(Beginning of Data section)

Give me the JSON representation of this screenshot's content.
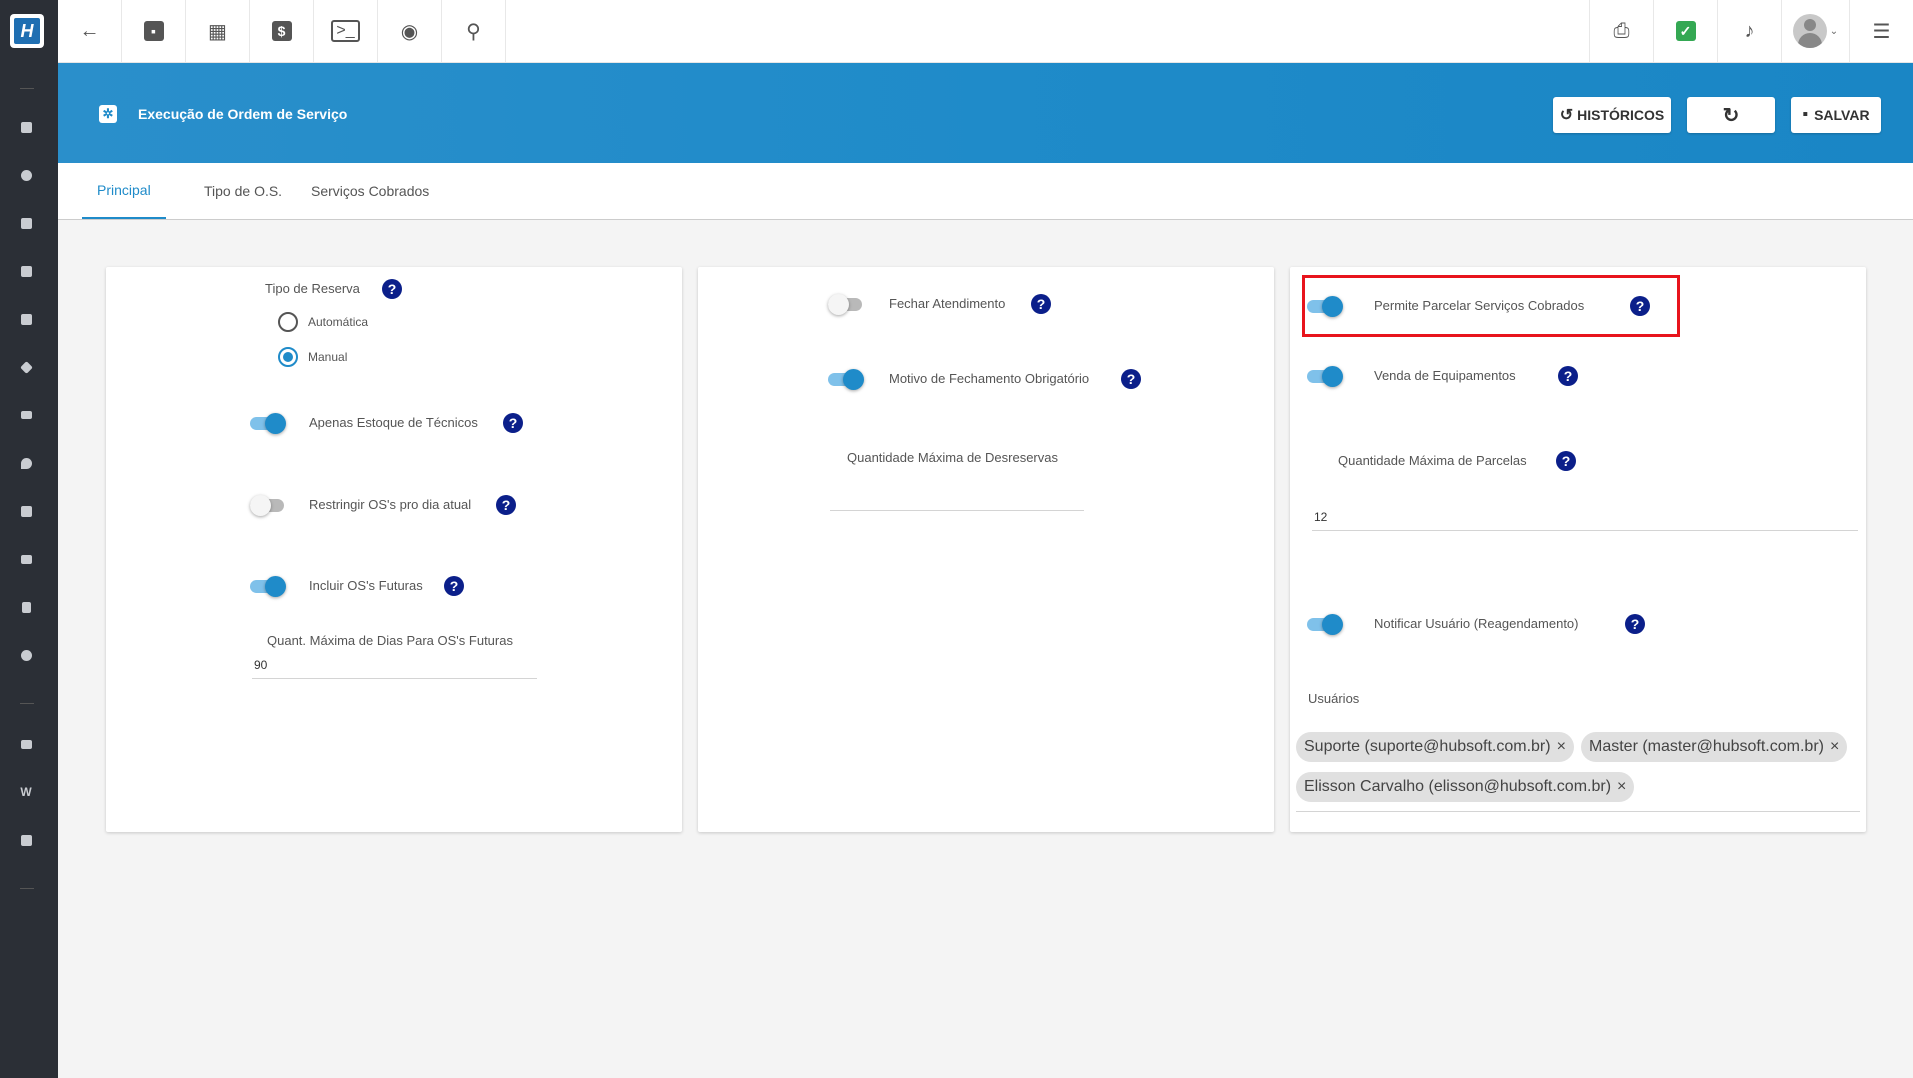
{
  "header": {
    "title": "Execução de Ordem de Serviço",
    "historicos_label": "HISTÓRICOS",
    "salvar_label": "SALVAR"
  },
  "tabs": [
    {
      "label": "Principal",
      "active": true
    },
    {
      "label": "Tipo de O.S.",
      "active": false
    },
    {
      "label": "Serviços Cobrados",
      "active": false
    }
  ],
  "card1": {
    "tipo_reserva_label": "Tipo de Reserva",
    "radio_automatica": "Automática",
    "radio_manual": "Manual",
    "selected": "Manual",
    "apenas_estoque": {
      "label": "Apenas Estoque de Técnicos",
      "on": true
    },
    "restringir": {
      "label": "Restringir OS's pro dia atual",
      "on": false
    },
    "incluir_futuras": {
      "label": "Incluir OS's Futuras",
      "on": true
    },
    "quant_dias_label": "Quant. Máxima de Dias Para OS's Futuras",
    "quant_dias_value": "90"
  },
  "card2": {
    "fechar_atendimento": {
      "label": "Fechar Atendimento",
      "on": false
    },
    "motivo_fechamento": {
      "label": "Motivo de Fechamento Obrigatório",
      "on": true
    },
    "quant_desreservas_label": "Quantidade Máxima de Desreservas",
    "quant_desreservas_value": ""
  },
  "card3": {
    "permite_parcelar": {
      "label": "Permite Parcelar Serviços Cobrados",
      "on": true
    },
    "venda_equipamentos": {
      "label": "Venda de Equipamentos",
      "on": true
    },
    "quant_parcelas_label": "Quantidade Máxima de Parcelas",
    "quant_parcelas_value": "12",
    "notificar_usuario": {
      "label": "Notificar Usuário (Reagendamento)",
      "on": true
    },
    "usuarios_label": "Usuários",
    "usuarios": [
      "Suporte (suporte@hubsoft.com.br)",
      "Master (master@hubsoft.com.br)",
      "Elisson Carvalho (elisson@hubsoft.com.br)"
    ]
  },
  "icons": {
    "help": "?",
    "chip_remove": "×"
  },
  "colors": {
    "primary": "#1f8bc9",
    "help_bg": "#0b1f8a",
    "highlight": "#e8141c",
    "sidebar": "#2b2f36"
  }
}
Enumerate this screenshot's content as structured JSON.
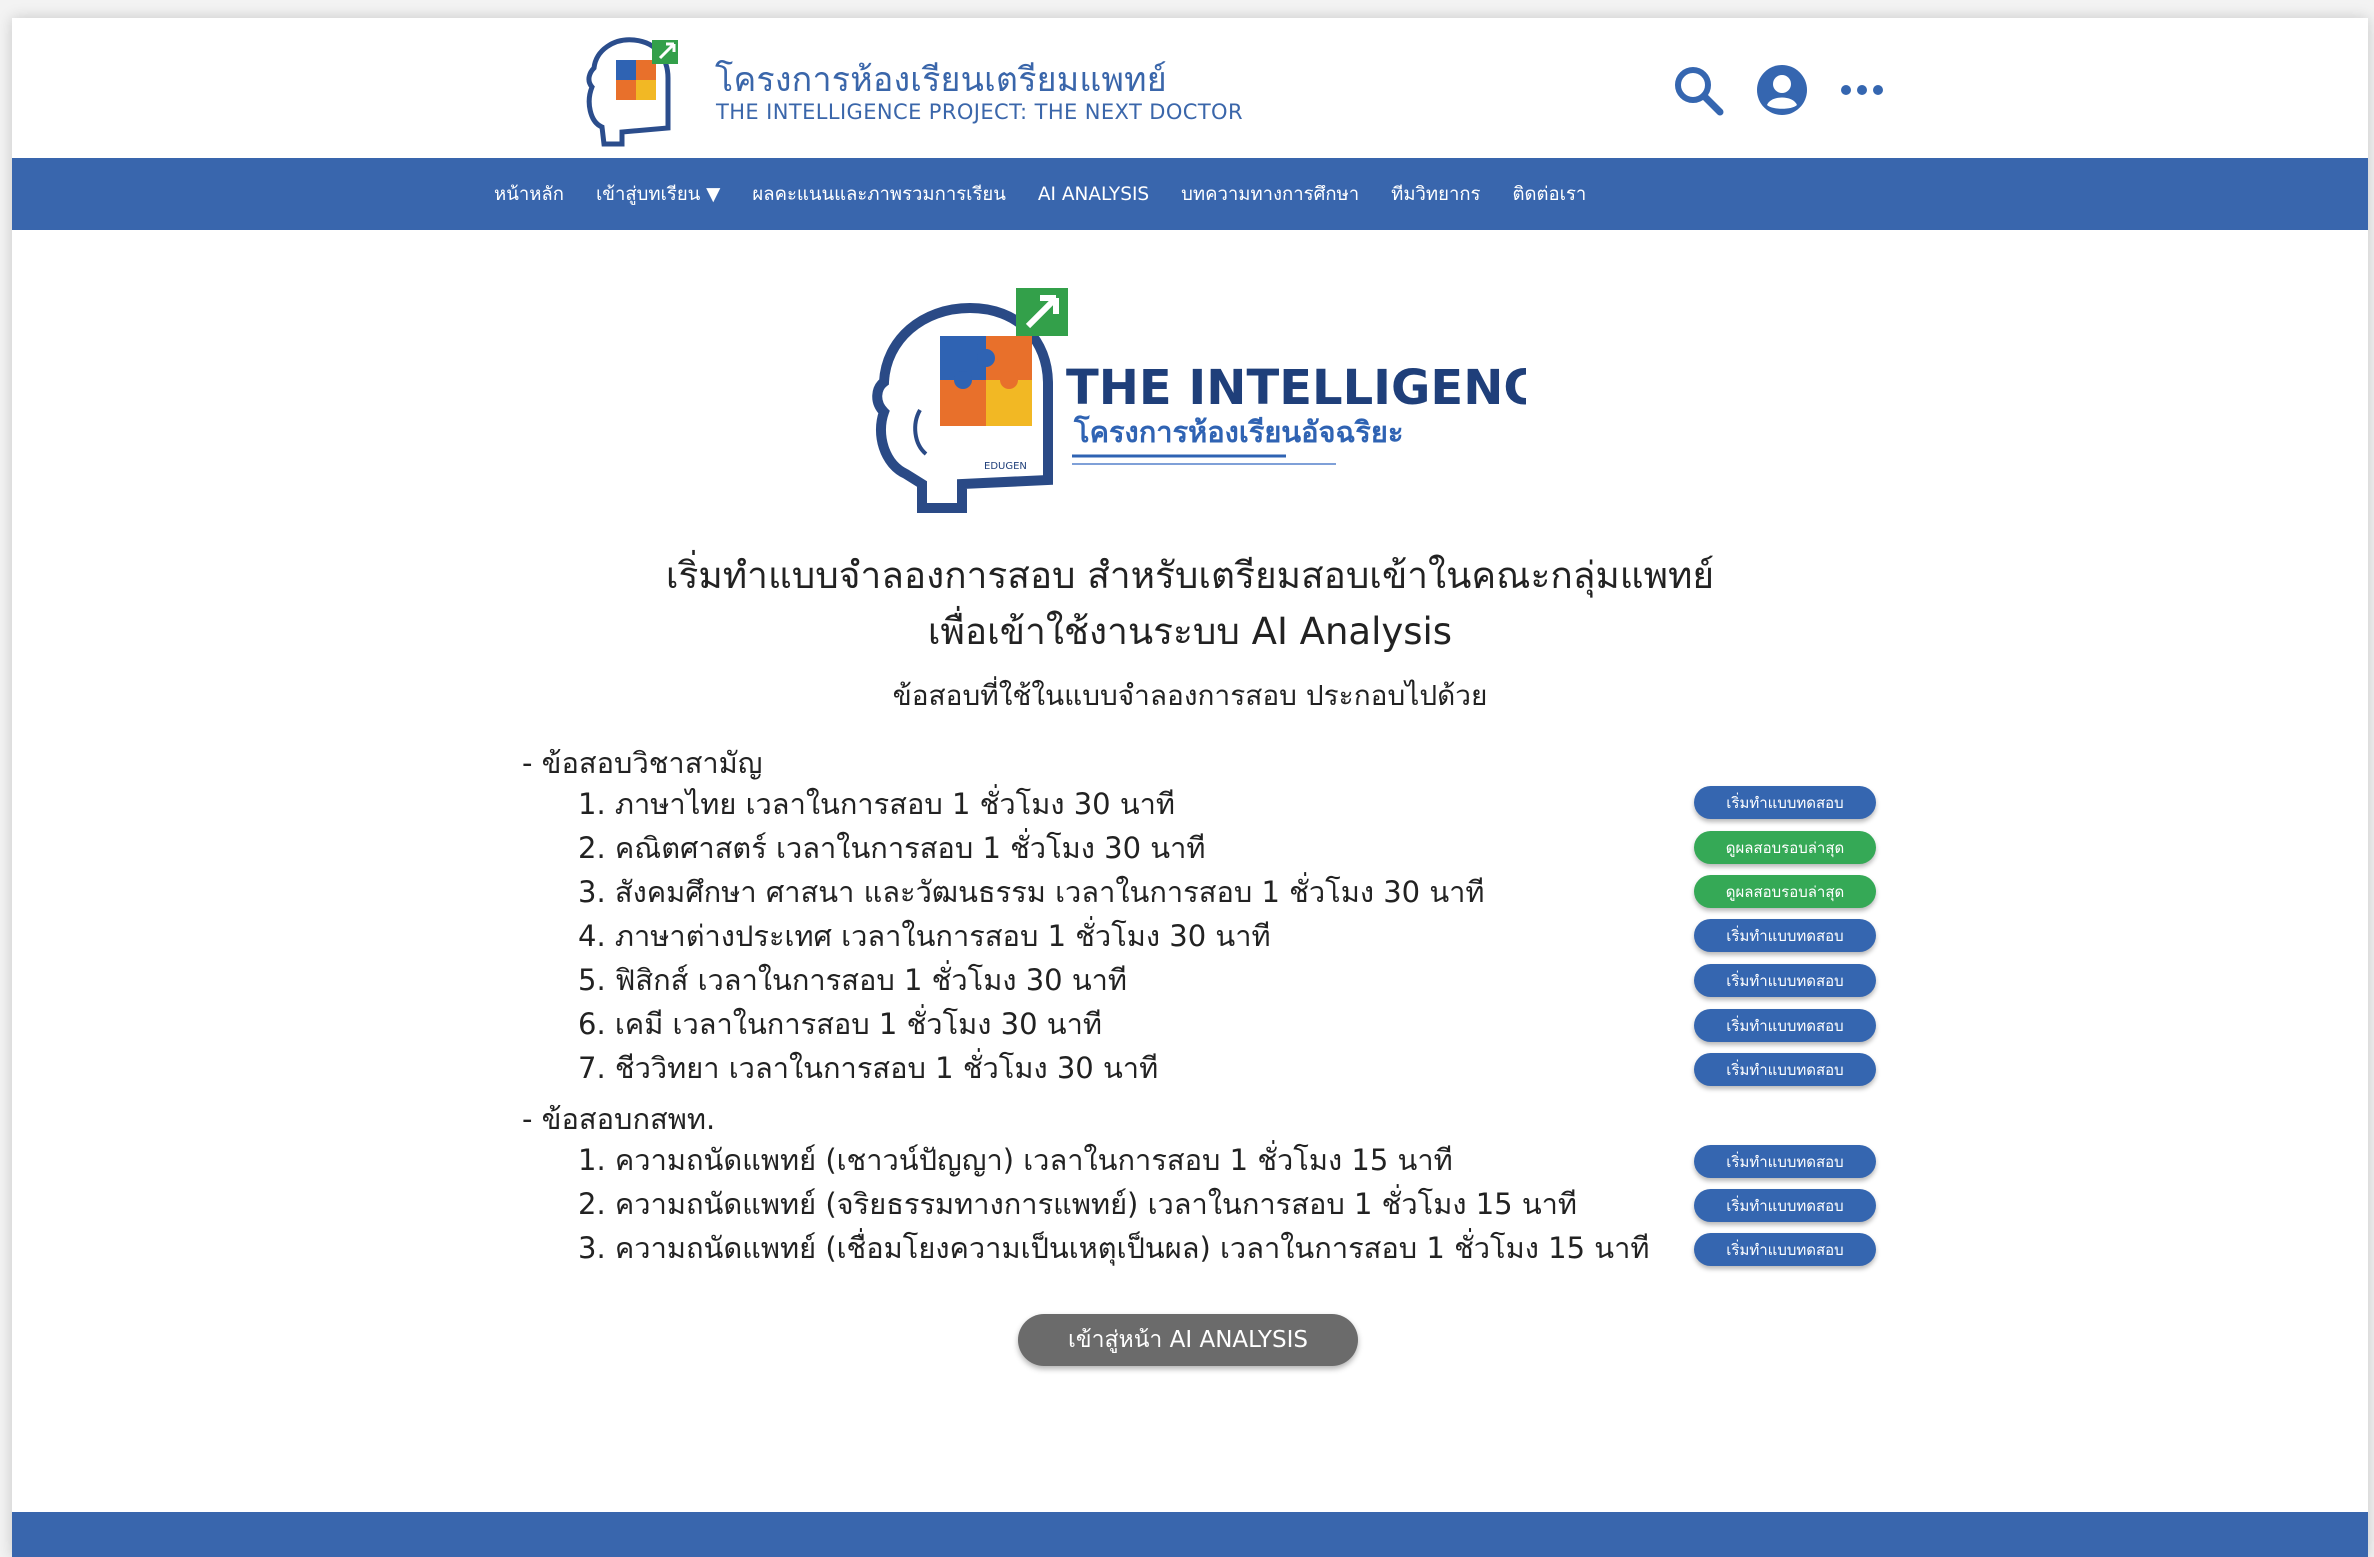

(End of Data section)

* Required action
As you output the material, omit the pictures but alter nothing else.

* Response area
Give me the JSON representation of this screenshot's content.
{
  "header": {
    "title": "Execução de Ordem de Serviço",
    "historicos_label": "HISTÓRICOS",
    "salvar_label": "SALVAR"
  },
  "tabs": [
    {
      "label": "Principal",
      "active": true
    },
    {
      "label": "Tipo de O.S.",
      "active": false
    },
    {
      "label": "Serviços Cobrados",
      "active": false
    }
  ],
  "card1": {
    "tipo_reserva_label": "Tipo de Reserva",
    "radio_automatica": "Automática",
    "radio_manual": "Manual",
    "selected": "Manual",
    "apenas_estoque": {
      "label": "Apenas Estoque de Técnicos",
      "on": true
    },
    "restringir": {
      "label": "Restringir OS's pro dia atual",
      "on": false
    },
    "incluir_futuras": {
      "label": "Incluir OS's Futuras",
      "on": true
    },
    "quant_dias_label": "Quant. Máxima de Dias Para OS's Futuras",
    "quant_dias_value": "90"
  },
  "card2": {
    "fechar_atendimento": {
      "label": "Fechar Atendimento",
      "on": false
    },
    "motivo_fechamento": {
      "label": "Motivo de Fechamento Obrigatório",
      "on": true
    },
    "quant_desreservas_label": "Quantidade Máxima de Desreservas",
    "quant_desreservas_value": ""
  },
  "card3": {
    "permite_parcelar": {
      "label": "Permite Parcelar Serviços Cobrados",
      "on": true
    },
    "venda_equipamentos": {
      "label": "Venda de Equipamentos",
      "on": true
    },
    "quant_parcelas_label": "Quantidade Máxima de Parcelas",
    "quant_parcelas_value": "12",
    "notificar_usuario": {
      "label": "Notificar Usuário (Reagendamento)",
      "on": true
    },
    "usuarios_label": "Usuários",
    "usuarios": [
      "Suporte (suporte@hubsoft.com.br)",
      "Master (master@hubsoft.com.br)",
      "Elisson Carvalho (elisson@hubsoft.com.br)"
    ]
  },
  "icons": {
    "help": "?",
    "chip_remove": "×"
  },
  "colors": {
    "primary": "#1f8bc9",
    "help_bg": "#0b1f8a",
    "highlight": "#e8141c",
    "sidebar": "#2b2f36"
  }
}
Enumerate this screenshot's content as structured JSON.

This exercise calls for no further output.